Required action » For each line below that contains the word "inteligentes", return that line.

Provided records »
###

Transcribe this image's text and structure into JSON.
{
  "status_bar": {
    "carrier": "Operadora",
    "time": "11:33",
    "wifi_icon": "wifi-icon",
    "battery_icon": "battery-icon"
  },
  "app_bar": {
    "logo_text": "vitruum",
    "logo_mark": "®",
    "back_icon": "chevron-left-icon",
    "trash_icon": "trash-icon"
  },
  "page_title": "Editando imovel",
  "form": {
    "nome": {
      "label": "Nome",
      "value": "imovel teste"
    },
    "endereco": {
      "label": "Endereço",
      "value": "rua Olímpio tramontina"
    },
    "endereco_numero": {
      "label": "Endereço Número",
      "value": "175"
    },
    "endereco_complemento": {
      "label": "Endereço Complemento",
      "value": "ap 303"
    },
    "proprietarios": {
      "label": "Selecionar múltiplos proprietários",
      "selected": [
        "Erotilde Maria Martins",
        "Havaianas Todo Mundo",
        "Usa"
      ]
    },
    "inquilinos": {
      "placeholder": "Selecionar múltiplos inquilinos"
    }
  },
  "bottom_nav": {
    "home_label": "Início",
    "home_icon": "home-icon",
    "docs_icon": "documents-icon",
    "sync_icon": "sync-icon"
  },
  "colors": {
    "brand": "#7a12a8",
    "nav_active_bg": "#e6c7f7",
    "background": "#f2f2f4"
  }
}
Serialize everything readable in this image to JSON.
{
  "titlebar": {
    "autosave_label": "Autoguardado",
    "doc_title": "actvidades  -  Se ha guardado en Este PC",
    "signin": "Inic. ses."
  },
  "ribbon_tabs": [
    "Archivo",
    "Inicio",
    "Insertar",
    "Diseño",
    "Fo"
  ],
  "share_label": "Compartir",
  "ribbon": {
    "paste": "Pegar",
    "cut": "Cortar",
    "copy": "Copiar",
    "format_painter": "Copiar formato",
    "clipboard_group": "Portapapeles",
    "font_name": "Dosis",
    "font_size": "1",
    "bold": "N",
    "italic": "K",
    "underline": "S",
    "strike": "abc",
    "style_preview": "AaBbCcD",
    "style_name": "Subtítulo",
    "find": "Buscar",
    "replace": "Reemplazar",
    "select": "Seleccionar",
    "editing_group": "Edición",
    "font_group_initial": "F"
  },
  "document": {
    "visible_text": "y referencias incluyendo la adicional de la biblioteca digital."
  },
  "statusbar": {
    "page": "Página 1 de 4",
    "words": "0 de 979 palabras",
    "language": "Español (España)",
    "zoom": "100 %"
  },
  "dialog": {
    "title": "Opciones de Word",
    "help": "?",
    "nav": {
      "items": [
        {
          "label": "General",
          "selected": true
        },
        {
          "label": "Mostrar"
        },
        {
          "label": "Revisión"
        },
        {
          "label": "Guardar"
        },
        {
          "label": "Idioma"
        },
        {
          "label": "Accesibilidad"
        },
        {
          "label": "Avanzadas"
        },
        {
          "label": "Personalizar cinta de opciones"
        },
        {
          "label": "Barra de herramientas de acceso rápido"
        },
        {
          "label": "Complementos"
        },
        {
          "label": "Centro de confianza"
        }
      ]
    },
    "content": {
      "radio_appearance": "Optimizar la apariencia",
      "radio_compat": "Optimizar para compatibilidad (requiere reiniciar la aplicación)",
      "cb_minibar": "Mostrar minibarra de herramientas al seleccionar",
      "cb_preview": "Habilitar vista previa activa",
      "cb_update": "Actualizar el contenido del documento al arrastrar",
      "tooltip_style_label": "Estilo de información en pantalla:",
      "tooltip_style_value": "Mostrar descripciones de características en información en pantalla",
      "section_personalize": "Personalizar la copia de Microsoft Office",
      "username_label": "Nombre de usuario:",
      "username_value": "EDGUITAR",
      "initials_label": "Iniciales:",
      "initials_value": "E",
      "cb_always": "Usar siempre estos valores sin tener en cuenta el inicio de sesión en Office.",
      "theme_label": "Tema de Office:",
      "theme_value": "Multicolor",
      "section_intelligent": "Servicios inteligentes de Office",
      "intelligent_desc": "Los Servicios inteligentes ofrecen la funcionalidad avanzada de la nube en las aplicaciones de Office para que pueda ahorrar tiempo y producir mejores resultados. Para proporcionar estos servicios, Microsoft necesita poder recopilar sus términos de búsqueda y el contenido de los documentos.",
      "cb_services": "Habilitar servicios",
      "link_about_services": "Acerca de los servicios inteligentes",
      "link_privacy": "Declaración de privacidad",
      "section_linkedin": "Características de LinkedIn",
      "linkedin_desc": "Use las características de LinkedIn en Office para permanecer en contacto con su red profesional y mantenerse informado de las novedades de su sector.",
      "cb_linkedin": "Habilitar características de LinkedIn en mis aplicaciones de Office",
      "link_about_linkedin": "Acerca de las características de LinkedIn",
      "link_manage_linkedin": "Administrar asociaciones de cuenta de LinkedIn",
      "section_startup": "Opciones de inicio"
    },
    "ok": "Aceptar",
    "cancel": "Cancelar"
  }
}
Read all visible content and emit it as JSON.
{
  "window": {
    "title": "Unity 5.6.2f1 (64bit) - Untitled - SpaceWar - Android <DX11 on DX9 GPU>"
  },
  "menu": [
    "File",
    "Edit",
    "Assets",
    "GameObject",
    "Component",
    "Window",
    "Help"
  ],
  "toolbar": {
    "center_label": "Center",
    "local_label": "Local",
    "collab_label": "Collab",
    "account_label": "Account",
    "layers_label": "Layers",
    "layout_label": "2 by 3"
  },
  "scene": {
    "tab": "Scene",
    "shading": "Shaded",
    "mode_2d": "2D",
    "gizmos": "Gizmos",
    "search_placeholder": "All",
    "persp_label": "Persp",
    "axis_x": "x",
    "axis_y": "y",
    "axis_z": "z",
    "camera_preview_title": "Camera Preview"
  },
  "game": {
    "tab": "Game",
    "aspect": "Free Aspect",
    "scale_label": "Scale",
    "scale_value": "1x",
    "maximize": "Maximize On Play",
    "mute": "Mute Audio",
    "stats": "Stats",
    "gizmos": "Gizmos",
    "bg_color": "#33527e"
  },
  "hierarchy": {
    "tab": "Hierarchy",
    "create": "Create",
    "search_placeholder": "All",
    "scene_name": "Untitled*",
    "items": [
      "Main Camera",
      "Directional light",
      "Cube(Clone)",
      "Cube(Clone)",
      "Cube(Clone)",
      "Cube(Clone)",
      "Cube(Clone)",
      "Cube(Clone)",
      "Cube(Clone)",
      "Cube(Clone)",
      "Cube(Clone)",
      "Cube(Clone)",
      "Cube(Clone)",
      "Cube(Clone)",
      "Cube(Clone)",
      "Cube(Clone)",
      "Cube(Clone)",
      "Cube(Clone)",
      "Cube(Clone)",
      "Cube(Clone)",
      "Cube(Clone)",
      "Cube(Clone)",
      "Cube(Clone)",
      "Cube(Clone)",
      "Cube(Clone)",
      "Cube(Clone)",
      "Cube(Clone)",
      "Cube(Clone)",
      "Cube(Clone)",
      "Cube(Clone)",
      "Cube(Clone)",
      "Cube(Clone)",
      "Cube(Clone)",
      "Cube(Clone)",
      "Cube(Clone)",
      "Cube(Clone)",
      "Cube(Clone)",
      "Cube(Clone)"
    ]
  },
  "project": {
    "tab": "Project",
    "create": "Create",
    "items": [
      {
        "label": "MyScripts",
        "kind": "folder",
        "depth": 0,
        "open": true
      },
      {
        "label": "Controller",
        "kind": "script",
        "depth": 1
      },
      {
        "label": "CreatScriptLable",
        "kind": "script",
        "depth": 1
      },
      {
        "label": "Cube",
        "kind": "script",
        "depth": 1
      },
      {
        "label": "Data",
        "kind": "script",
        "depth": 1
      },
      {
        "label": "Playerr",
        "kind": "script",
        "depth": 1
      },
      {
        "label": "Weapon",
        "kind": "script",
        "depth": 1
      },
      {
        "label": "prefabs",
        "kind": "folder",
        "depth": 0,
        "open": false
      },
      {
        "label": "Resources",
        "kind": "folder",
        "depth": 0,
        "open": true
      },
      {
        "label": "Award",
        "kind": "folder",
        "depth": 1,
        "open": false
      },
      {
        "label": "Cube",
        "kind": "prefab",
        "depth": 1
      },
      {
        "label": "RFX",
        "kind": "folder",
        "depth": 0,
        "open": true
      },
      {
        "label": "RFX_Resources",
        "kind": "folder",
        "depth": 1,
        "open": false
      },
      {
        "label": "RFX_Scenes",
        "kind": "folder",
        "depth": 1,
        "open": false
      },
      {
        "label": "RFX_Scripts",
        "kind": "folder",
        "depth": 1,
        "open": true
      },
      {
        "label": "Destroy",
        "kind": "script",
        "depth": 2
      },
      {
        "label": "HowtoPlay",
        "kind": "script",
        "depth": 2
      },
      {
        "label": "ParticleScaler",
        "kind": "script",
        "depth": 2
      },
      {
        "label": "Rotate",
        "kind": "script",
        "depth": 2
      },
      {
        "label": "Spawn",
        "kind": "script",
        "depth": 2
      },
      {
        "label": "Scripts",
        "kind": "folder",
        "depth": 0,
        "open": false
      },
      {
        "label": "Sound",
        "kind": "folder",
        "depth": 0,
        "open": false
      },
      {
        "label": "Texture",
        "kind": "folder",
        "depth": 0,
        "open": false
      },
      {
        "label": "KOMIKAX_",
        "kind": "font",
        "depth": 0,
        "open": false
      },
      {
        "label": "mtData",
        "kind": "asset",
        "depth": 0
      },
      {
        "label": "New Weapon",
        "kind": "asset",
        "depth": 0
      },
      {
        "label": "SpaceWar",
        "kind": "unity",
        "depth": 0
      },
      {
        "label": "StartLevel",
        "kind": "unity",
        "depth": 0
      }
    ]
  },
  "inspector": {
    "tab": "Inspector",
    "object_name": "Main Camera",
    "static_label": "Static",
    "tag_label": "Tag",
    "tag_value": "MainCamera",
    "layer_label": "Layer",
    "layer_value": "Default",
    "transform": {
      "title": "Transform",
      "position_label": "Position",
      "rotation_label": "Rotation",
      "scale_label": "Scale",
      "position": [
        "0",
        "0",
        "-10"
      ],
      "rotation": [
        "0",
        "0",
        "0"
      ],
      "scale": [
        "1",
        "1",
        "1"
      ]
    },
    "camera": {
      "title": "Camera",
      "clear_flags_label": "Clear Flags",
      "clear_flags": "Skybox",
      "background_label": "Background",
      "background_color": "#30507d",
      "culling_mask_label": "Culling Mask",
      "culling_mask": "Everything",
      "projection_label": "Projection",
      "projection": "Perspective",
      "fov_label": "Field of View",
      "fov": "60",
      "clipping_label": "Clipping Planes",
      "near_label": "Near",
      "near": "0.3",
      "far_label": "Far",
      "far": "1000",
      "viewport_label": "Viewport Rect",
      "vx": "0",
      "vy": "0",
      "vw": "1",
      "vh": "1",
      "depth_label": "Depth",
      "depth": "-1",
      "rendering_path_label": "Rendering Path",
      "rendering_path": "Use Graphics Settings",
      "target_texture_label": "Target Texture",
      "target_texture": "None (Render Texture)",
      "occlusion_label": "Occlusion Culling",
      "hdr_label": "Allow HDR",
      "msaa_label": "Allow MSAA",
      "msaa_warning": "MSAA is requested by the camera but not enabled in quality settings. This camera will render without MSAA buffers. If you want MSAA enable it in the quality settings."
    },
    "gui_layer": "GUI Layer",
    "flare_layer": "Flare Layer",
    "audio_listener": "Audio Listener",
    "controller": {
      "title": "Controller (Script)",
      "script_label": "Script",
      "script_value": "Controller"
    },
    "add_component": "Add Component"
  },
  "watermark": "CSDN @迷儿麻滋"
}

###

Finished exercise »
      "section_intelligent": "Servicios inteligentes de Office",
      "intelligent_desc": "Los Servicios inteligentes ofrecen la funcionalidad avanzada de la nube en las aplicaciones de Office para que pueda ahorrar tiempo y producir mejores resultados. Para proporcionar estos servicios, Microsoft necesita poder recopilar sus términos de búsqueda y el contenido de los documentos.",
      "link_about_services": "Acerca de los servicios inteligentes",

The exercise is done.